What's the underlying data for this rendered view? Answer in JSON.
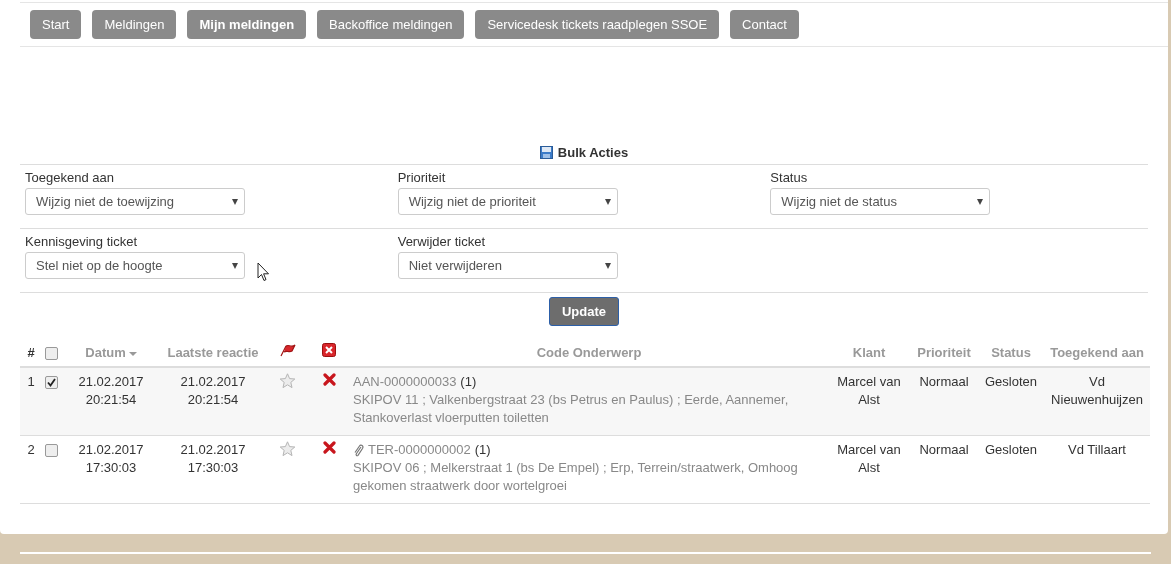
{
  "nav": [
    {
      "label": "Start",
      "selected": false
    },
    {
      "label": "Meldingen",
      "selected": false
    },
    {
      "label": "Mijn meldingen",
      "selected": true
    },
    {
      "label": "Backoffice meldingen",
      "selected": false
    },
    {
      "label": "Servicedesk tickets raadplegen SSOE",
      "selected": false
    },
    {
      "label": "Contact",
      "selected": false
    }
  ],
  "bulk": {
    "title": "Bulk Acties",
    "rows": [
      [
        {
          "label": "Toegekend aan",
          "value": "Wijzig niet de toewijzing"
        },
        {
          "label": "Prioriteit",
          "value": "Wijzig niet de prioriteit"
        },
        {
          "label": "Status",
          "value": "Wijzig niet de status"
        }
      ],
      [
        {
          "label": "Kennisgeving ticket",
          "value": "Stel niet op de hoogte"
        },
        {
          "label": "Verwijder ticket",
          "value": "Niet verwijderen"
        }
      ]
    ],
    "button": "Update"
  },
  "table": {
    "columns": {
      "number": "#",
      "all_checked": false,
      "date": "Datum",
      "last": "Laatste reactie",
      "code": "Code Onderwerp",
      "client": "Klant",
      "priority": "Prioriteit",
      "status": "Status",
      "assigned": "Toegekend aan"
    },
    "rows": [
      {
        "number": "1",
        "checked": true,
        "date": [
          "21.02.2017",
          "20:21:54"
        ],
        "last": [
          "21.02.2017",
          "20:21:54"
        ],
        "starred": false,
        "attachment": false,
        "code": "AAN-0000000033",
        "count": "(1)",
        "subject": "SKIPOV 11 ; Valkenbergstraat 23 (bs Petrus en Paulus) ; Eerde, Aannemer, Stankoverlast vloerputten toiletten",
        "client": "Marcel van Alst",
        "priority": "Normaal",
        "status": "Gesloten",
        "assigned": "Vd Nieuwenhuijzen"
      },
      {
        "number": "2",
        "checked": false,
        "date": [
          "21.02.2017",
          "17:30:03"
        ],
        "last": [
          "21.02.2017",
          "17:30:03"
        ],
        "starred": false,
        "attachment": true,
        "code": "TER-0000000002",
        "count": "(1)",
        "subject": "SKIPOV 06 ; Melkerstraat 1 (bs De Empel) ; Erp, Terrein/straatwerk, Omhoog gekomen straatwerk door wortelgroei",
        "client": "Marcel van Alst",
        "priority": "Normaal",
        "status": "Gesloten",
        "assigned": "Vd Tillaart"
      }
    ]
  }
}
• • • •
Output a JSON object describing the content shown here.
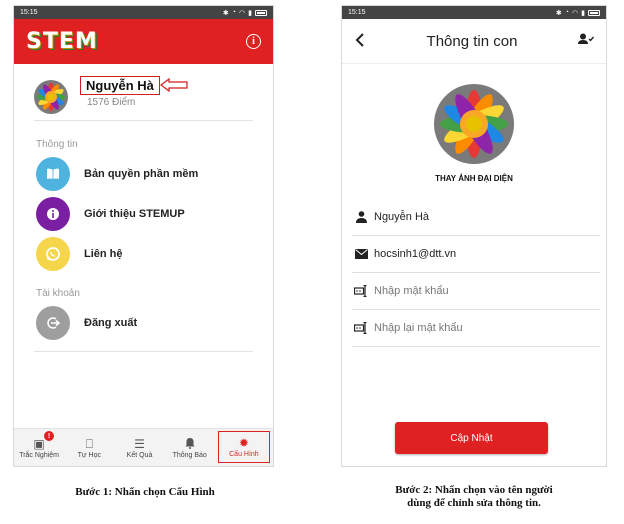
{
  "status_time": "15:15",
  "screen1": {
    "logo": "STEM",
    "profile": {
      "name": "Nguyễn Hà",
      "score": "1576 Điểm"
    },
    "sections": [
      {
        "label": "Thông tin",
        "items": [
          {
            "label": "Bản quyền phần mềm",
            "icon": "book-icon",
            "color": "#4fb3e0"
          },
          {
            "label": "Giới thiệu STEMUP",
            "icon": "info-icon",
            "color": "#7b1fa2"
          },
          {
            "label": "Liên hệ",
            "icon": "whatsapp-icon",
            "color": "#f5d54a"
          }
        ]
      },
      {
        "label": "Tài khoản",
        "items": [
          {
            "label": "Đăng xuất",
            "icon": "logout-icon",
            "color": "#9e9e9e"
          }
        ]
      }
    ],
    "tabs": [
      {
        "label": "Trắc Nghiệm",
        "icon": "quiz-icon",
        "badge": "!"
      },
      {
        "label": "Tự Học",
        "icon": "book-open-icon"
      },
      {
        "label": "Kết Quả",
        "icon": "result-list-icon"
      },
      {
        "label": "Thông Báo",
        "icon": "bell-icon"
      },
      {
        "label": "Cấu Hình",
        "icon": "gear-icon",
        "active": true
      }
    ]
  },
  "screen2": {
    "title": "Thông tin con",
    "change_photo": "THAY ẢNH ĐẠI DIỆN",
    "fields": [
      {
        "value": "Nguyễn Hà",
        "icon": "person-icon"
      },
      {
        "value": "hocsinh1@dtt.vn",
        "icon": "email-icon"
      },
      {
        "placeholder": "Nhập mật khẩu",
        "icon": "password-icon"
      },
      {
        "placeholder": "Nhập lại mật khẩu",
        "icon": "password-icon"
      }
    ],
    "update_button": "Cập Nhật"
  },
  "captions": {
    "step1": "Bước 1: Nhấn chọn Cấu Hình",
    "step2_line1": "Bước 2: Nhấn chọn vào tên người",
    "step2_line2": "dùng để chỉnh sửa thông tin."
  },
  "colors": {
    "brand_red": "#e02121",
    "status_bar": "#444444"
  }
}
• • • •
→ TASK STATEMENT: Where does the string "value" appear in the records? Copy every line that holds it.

→ TASK SOLUTION:
          "value": "Wijzig niet de toewijzing"
          "value": "Wijzig niet de prioriteit"
          "value": "Wijzig niet de status"
          "value": "Stel niet op de hoogte"
          "value": "Niet verwijderen"
        "value": "Nguyễn Hà",
        "value": "hocsinh1@dtt.vn",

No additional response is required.